**Your goal**
Your answer is every line of the material below in which the string "JSON" occurs.
• • • •
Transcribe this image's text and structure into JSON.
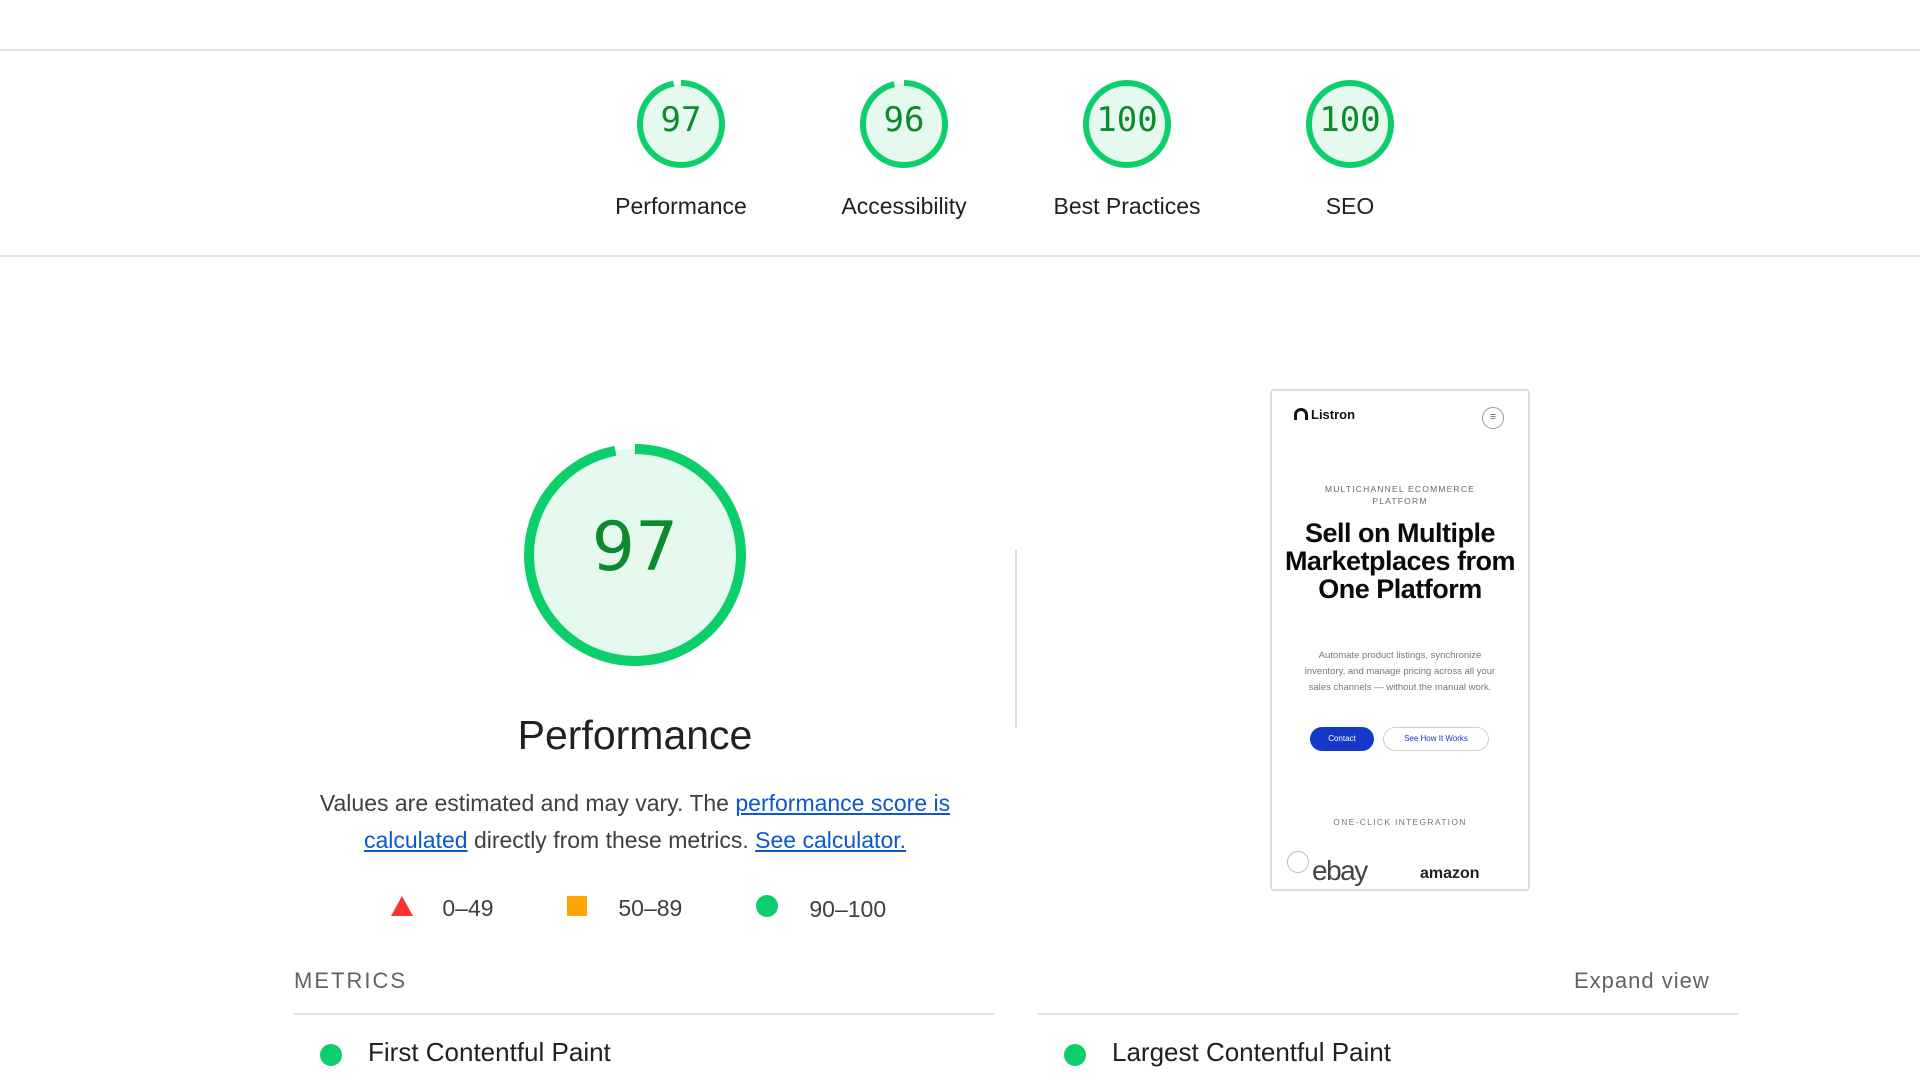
{
  "colors": {
    "pass": "#0cce6b",
    "pass_text": "#0b8a2e",
    "average": "#ffa400",
    "fail": "#ff3333",
    "link": "#0b57d0"
  },
  "scores": [
    {
      "value": "97",
      "label": "Performance",
      "fraction": 0.97
    },
    {
      "value": "96",
      "label": "Accessibility",
      "fraction": 0.96
    },
    {
      "value": "100",
      "label": "Best Practices",
      "fraction": 1.0
    },
    {
      "value": "100",
      "label": "SEO",
      "fraction": 1.0
    }
  ],
  "performance": {
    "score": "97",
    "score_fraction": 0.97,
    "title": "Performance",
    "desc_prefix": "Values are estimated and may vary. The ",
    "desc_link1": "performance score is calculated",
    "desc_mid": " directly from these metrics. ",
    "desc_link2": "See calculator."
  },
  "legend": {
    "fail": "0–49",
    "average": "50–89",
    "pass": "90–100"
  },
  "screenshot": {
    "brand": "Listron",
    "kicker": "MULTICHANNEL ECOMMERCE PLATFORM",
    "headline": "Sell on Multiple Marketplaces from One Platform",
    "sub": "Automate product listings, synchronize inventory, and manage pricing across all your sales channels — without the manual work.",
    "primary_button": "Contact",
    "secondary_button": "See How It Works",
    "integration_label": "ONE-CLICK INTEGRATION",
    "logo1": "ebay",
    "logo2": "amazon"
  },
  "metrics": {
    "title": "METRICS",
    "expand": "Expand view",
    "items": [
      {
        "label": "First Contentful Paint",
        "status": "pass"
      },
      {
        "label": "Largest Contentful Paint",
        "status": "pass"
      }
    ]
  }
}
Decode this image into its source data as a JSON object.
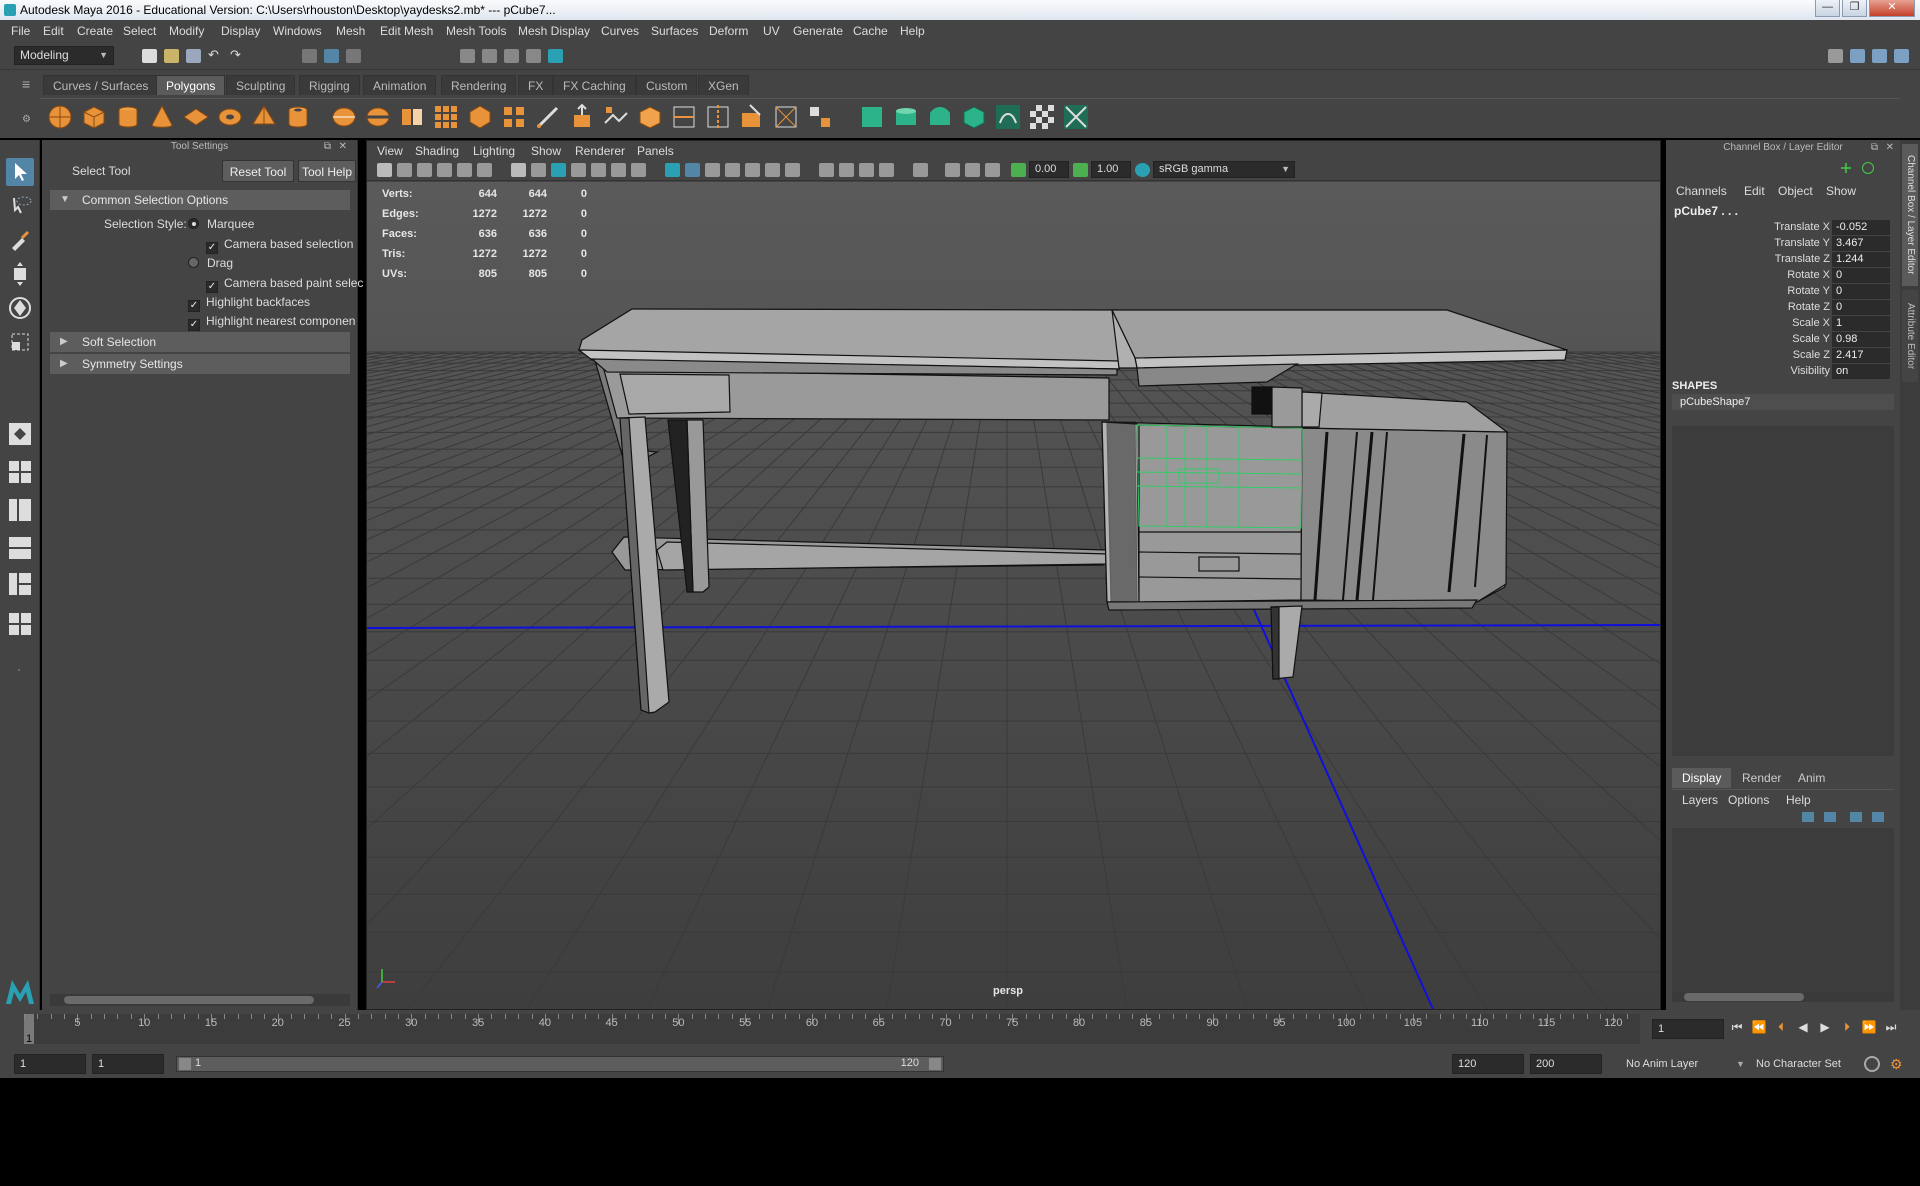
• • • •
**Task response**
Transcribe this image's text and structure into JSON.
Decode this image into its source data as a JSON object.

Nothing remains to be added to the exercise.